▶ WORK TO BE COMPLETED
Return every line of the entries that includes the word "JSON".

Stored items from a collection

= = =

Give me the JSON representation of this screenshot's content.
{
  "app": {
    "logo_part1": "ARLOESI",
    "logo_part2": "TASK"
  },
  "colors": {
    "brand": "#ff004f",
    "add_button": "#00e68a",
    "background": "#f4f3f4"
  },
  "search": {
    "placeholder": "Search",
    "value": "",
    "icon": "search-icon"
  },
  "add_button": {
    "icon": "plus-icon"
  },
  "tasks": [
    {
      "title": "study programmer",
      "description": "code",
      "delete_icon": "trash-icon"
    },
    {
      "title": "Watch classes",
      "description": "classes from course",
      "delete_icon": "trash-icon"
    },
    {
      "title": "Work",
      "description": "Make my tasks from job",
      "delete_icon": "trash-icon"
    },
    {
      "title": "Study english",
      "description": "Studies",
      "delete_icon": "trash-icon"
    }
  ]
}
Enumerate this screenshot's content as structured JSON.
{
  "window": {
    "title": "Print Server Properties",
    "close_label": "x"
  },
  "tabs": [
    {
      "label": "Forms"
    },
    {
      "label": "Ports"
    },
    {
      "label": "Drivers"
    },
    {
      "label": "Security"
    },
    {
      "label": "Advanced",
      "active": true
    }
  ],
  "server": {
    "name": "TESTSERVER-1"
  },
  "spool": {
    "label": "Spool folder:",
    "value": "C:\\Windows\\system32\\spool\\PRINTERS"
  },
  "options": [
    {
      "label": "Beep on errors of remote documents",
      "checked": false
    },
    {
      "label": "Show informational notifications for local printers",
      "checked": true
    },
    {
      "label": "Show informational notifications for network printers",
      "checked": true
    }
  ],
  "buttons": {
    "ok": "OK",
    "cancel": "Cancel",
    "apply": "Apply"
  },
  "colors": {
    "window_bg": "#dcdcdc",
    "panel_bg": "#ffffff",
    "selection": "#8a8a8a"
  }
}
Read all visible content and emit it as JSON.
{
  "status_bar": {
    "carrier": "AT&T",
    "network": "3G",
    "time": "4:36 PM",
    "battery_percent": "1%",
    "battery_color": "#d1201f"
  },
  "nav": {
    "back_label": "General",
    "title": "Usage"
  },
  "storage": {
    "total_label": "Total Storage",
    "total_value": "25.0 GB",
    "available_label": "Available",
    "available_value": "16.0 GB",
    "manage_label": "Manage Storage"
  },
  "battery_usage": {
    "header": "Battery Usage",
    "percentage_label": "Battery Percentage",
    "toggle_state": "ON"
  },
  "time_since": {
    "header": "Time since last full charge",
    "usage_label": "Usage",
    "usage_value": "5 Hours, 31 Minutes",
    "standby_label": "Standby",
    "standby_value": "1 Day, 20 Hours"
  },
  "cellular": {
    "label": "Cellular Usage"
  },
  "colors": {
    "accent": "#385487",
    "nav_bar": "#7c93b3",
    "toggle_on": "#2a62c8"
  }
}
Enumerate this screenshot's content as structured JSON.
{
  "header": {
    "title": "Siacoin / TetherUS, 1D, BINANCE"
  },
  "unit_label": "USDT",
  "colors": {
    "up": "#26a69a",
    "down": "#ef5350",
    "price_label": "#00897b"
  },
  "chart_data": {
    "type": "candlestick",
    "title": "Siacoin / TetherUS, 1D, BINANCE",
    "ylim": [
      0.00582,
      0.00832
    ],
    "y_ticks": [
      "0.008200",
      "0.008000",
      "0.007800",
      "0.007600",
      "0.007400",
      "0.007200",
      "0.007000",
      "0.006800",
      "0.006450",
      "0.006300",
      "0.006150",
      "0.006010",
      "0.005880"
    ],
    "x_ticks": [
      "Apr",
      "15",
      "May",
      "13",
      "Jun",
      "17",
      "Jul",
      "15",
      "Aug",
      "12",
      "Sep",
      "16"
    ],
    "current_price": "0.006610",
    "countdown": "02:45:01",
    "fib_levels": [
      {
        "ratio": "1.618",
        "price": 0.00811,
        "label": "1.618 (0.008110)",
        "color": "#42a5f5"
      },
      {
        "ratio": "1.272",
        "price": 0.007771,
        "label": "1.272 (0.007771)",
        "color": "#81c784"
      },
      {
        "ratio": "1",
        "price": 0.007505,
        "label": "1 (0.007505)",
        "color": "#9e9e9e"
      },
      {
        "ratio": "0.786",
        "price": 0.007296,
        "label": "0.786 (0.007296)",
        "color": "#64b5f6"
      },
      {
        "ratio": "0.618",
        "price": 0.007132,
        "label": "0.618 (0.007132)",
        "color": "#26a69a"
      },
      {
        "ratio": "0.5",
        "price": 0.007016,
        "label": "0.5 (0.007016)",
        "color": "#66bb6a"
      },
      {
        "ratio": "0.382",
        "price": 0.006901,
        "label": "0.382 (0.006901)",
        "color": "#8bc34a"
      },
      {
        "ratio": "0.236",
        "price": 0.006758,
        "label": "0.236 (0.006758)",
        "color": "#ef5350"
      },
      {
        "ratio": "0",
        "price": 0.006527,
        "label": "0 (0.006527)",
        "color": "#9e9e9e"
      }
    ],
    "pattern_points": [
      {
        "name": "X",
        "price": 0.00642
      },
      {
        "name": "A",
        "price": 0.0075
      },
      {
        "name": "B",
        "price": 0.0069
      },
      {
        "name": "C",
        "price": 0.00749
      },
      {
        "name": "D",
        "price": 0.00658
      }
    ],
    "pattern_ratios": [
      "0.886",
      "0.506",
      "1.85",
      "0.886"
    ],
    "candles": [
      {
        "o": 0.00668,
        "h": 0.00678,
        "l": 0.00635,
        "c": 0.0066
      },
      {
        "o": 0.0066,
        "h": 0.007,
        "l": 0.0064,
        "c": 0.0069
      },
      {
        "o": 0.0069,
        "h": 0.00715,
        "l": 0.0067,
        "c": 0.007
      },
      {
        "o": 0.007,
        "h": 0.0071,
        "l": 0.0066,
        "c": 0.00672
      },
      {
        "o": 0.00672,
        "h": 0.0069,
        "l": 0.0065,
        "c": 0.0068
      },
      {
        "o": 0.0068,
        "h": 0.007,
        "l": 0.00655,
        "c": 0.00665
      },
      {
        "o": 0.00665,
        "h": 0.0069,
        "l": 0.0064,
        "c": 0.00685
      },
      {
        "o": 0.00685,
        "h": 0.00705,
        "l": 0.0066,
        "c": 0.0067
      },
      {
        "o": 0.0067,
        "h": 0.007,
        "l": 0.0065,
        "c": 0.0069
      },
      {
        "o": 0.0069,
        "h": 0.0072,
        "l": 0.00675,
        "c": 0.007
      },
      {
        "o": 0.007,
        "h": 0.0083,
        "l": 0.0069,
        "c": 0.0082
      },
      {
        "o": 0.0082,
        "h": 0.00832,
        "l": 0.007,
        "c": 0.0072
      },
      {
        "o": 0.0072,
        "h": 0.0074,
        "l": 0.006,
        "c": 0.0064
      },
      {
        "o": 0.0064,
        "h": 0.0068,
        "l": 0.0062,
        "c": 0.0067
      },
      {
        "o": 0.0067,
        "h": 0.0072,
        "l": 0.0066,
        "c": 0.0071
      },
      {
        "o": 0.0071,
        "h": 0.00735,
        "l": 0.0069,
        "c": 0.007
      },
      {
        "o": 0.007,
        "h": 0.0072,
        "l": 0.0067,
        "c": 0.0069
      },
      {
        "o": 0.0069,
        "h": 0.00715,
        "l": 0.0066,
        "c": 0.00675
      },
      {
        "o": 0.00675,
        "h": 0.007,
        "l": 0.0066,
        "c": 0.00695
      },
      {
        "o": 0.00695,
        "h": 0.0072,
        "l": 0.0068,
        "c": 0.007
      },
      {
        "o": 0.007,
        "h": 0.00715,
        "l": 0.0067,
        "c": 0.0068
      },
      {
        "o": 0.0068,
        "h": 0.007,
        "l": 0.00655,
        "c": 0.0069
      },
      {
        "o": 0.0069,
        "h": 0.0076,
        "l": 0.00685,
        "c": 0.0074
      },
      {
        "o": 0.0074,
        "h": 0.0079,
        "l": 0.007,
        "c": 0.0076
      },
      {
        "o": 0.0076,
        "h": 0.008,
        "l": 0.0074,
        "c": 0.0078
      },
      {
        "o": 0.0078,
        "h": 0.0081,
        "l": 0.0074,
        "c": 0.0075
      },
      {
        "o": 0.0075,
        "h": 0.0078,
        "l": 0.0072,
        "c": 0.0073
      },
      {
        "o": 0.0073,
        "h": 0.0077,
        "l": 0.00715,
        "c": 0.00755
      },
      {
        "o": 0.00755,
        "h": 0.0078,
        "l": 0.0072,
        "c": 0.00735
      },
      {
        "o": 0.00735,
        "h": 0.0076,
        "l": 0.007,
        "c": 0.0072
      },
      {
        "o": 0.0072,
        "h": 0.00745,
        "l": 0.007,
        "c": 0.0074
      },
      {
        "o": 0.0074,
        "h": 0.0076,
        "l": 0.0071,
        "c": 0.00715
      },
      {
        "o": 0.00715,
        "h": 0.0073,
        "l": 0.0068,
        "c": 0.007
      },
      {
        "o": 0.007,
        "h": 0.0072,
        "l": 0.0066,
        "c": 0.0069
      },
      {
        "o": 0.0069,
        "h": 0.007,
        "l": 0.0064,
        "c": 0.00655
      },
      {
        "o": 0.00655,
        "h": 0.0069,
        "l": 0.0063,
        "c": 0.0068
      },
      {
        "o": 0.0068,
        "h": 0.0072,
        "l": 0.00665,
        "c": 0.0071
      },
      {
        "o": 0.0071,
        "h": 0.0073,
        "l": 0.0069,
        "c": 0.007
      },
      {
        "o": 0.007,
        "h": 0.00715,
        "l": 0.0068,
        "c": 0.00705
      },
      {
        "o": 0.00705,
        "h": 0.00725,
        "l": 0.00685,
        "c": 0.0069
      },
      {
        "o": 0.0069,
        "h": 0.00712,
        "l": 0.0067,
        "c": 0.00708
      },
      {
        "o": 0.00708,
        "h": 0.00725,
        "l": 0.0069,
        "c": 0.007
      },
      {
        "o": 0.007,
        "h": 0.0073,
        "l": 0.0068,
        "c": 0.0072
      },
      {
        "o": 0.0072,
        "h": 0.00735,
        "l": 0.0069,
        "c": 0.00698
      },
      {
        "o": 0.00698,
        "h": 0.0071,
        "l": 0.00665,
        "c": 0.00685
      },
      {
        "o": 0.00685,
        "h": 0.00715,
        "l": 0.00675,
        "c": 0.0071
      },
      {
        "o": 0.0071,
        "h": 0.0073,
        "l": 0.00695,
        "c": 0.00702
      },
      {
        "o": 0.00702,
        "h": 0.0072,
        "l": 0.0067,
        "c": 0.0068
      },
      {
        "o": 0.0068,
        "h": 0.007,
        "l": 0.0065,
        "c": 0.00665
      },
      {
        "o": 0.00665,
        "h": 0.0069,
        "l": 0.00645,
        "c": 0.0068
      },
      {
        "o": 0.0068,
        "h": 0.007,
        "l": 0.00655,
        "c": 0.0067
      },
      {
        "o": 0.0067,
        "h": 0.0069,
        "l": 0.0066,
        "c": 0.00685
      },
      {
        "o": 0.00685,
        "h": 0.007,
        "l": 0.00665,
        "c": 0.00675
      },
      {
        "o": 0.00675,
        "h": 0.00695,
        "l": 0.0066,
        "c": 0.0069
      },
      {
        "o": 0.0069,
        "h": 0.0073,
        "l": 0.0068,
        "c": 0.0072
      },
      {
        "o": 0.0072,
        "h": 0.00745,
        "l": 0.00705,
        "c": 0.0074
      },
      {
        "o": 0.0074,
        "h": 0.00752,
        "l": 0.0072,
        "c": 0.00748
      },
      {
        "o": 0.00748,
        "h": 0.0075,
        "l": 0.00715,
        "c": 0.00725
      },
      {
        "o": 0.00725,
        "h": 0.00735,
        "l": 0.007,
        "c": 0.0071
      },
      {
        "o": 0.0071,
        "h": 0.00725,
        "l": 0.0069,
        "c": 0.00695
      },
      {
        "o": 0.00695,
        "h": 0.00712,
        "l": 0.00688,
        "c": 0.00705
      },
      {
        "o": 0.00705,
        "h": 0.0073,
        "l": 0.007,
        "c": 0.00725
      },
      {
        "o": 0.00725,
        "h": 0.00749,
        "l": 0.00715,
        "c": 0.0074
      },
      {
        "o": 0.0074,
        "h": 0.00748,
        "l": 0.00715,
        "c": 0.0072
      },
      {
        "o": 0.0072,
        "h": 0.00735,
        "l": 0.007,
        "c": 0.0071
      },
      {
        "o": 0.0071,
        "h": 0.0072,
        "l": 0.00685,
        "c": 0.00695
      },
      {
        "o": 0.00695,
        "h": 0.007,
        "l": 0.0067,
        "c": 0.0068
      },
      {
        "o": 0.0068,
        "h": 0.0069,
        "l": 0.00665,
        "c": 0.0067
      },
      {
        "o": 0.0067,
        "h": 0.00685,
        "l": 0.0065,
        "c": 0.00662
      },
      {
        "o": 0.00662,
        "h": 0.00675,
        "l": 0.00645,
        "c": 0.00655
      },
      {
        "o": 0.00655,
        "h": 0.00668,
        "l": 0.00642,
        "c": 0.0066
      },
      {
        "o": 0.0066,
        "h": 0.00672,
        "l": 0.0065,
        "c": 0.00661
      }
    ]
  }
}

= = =

▶ EXERCISE RESULT
Give me the JSON representation of this screenshot's content.
Enumerate this screenshot's content as structured JSON.
Read all visible content and emit it as JSON.
Enumerate this screenshot's content as structured JSON.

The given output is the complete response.